Longtime homeowner Karen Mena, with her son Eliseo Garcia, says she was… (Gina Ferazzi, Los Angeles…)
Foreclosure commonly represents the end of a struggle. A borrower can't pay a mortgage, loses a home and moves on.
But Karen Mena, a 38-year-old county worker, never gave up. Mena fought even after her San Bernardino home was no longer hers. And she won the three-bedroom house back — at least for now.
The ordeal isn't over yet. The eviction was stopped and Bank of America canceled the foreclosure because of the possibility that the loan would be modified to make it more affordable.
But Mena continues to negotiate with the bank over loan terms. She could still lose the house where she built a life and raised two sons.
"I have had the home since I was 21," she said. "It is my primary residence. My son goes to school in the neighborhood and has an after-school program nearby."
Even getting as far as she has is notable, experts said, because it is difficult to get a foreclosure rescinded. That is particularly the case in states such as California, where the foreclosure process is streamlined and largely unfolds outside of court.
Some consumer attorneys say foreclosure reversals like Mena's could become more common as they learn to better exploit foreclosure errors.
"We are making some headway, even in California, though it has been slow," said Walter Hackett, an attorney who represents Inland Empire homeowners. "As attorneys become more savvy about the realities of mortgage lending, they are starting to file more meaningful lawsuits."
In 1996, when Mena and her husband bought their house, the region's last real estate bust was just beginning to recede.
"It was good," Mena said. "You could still afford to buy a house, there was work and I was young."
Her husband, who declined to be interviewed for this article, worked as a licensed contractor, slathering buckets of paint on walls for homeowners looking to spruce up their properties. Mena worked for Riverside County managing the medical cases of handicapped children.
In 2002, they brought a second son home to the tree-lined street not far from the San Bernardino National Forest.
As home values surged and the region's real estate bubble inflated, the family's starter home became a source of income as well as an investment tool.
The pair refinanced their property several times to pay off vehicles, consolidate bills and complete home repairs and upgrades, Mena said. They also used some of that money to launch a contracting company. The last time the home was refinanced, the mortgage remained in her name alone.

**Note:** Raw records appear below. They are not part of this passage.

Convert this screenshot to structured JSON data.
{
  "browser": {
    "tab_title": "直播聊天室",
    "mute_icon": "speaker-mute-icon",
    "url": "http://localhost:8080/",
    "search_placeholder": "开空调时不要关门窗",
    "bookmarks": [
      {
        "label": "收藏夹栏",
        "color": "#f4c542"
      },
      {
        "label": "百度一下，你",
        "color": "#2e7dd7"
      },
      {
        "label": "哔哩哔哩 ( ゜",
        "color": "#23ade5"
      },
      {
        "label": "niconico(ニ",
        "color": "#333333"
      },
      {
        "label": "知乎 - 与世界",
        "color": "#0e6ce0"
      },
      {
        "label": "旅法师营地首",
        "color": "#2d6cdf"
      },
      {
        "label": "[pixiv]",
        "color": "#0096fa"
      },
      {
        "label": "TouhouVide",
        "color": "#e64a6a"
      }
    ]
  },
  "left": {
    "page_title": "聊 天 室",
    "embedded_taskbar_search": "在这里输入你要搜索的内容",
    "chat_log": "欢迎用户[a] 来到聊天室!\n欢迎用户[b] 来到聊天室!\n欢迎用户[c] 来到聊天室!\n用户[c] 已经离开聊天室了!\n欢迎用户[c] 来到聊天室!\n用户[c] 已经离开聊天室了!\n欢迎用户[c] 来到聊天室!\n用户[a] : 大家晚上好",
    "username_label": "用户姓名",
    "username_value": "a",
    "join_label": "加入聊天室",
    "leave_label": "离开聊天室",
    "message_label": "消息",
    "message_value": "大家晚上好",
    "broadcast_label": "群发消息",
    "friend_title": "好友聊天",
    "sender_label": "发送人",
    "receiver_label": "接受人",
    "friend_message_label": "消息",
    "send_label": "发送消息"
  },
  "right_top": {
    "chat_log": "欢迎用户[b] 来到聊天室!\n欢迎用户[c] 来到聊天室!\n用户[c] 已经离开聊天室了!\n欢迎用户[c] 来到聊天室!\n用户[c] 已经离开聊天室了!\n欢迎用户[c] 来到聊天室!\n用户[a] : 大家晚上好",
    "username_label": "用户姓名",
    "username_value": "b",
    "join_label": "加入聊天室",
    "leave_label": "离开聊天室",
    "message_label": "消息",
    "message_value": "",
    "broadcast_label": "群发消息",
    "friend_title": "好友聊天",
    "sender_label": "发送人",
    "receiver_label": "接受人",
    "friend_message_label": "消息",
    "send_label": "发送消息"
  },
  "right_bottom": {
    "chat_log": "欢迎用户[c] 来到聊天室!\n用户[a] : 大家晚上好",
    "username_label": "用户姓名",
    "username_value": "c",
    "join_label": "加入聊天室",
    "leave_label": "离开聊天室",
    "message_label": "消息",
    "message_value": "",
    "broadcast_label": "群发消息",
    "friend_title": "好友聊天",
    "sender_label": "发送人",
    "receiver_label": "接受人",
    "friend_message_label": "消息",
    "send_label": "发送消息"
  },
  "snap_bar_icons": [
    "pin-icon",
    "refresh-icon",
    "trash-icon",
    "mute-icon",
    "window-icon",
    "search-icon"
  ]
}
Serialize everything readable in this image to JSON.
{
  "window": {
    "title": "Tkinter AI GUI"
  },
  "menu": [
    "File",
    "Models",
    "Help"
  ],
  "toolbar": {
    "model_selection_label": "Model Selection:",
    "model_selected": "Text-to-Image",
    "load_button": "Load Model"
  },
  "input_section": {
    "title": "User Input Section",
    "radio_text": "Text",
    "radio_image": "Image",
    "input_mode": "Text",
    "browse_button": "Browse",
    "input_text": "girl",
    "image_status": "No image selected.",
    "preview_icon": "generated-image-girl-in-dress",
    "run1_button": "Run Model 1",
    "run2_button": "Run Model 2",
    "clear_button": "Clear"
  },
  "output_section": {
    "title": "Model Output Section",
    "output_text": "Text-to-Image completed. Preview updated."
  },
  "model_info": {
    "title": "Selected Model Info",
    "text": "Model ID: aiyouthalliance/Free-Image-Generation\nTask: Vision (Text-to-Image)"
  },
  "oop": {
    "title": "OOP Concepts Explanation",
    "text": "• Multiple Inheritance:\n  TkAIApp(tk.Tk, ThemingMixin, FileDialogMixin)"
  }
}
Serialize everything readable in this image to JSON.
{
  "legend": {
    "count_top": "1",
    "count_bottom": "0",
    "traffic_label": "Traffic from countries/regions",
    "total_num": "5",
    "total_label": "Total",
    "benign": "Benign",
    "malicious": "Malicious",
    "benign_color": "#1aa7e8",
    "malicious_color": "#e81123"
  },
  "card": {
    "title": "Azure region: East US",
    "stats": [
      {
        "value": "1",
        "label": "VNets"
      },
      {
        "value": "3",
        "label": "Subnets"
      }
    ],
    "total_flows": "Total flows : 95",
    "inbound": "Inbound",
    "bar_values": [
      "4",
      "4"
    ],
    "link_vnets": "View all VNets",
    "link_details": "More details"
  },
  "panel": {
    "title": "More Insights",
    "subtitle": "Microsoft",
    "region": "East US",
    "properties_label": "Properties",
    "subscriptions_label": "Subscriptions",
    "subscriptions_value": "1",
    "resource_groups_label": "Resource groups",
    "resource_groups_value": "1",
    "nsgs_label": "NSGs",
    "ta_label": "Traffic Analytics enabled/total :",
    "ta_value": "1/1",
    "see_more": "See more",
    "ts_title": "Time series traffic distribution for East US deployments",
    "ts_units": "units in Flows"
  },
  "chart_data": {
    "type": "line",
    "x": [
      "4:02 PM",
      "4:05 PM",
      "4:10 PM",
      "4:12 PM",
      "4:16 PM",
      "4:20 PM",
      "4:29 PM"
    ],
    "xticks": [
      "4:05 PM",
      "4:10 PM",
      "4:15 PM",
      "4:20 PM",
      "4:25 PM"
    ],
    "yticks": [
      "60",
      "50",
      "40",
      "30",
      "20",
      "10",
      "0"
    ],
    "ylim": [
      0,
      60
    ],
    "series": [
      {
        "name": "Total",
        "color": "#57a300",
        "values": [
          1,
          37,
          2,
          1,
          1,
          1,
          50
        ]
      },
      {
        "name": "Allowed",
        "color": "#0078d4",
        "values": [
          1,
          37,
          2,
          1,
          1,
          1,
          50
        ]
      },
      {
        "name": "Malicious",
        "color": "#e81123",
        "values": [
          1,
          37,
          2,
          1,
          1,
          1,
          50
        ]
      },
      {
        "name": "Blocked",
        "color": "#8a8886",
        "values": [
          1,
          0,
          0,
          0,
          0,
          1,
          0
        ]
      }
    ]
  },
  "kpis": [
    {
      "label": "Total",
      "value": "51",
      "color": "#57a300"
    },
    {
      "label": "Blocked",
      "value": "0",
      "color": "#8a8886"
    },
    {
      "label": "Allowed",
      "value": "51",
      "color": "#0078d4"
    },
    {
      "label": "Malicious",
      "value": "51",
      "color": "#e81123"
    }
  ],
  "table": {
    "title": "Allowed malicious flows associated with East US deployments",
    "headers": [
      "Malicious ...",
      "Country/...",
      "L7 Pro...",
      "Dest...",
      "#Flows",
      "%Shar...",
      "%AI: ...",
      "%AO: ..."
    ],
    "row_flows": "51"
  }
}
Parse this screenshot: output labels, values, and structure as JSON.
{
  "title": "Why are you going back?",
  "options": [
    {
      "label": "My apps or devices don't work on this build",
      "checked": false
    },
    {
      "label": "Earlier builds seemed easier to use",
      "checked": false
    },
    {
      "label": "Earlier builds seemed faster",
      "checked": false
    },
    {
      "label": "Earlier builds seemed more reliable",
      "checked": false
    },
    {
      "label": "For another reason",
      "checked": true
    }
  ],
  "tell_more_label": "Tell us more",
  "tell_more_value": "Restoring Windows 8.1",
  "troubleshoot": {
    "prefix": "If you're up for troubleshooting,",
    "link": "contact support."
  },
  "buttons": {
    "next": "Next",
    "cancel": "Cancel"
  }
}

"You kind of take a gamble, like, 'Hey let's just do this, let's be self-employed, let's have our own business,'" Mena said. "Then all of a sudden it came to a screeching halt."
The van, spray guns and other newly purchased tools sat idle as construction work in Southern California dried up. By 2008 the two-income household was relying on one income, and the couple was forced to draw on a line of credit to pay the mortgage.
When that final means of survival was tapped out in August 2008, Mena pleaded her case to Bank of America. The bank put Mena on a temporary payment plan that allowed her to pay half of her mortgage note.
In early 2009, Mena was demoted in a cost-cutting measure by her employer. She faced some unexpected expenses in February 2009 and missed a mortgage payment, breaching the terms of her agreement with Bank of America.
The bank told her she could no longer make partial payments, according to letters of financial hardship she wrote applying for mortgage assistance. She tried to make full payments when she could, Mena said, but quickly began falling behind.
"We were still hoping it would work itself out, not only as a family, individually, but as a country, that this will fix itself, and then it didn't," Mena said. "Nothing was working."
President Obama, who took office in January 2009, unveiled plans that spring to help as many as 4 million borrowers such as Mena through its foreclosure assistance plan, the Home Affordable Modification Program. The plan would reduce monthly payments by lowering borrowers' interest rates, extending the length of time on some mortgages and deferring portions of some mortgage debts to the end of the life of the loans.
The program has fallen well short of its goals, and last year the Republican-controlled House of Representatives voted to end it, arguing that the program is a waste of money and gives homeowners false hope. The measure didn't go beyond the House, but the Obama administration has taken steps to improve the performance of banks participating in the program. Last year it withheld financial incentives from some of them, including Bank of America.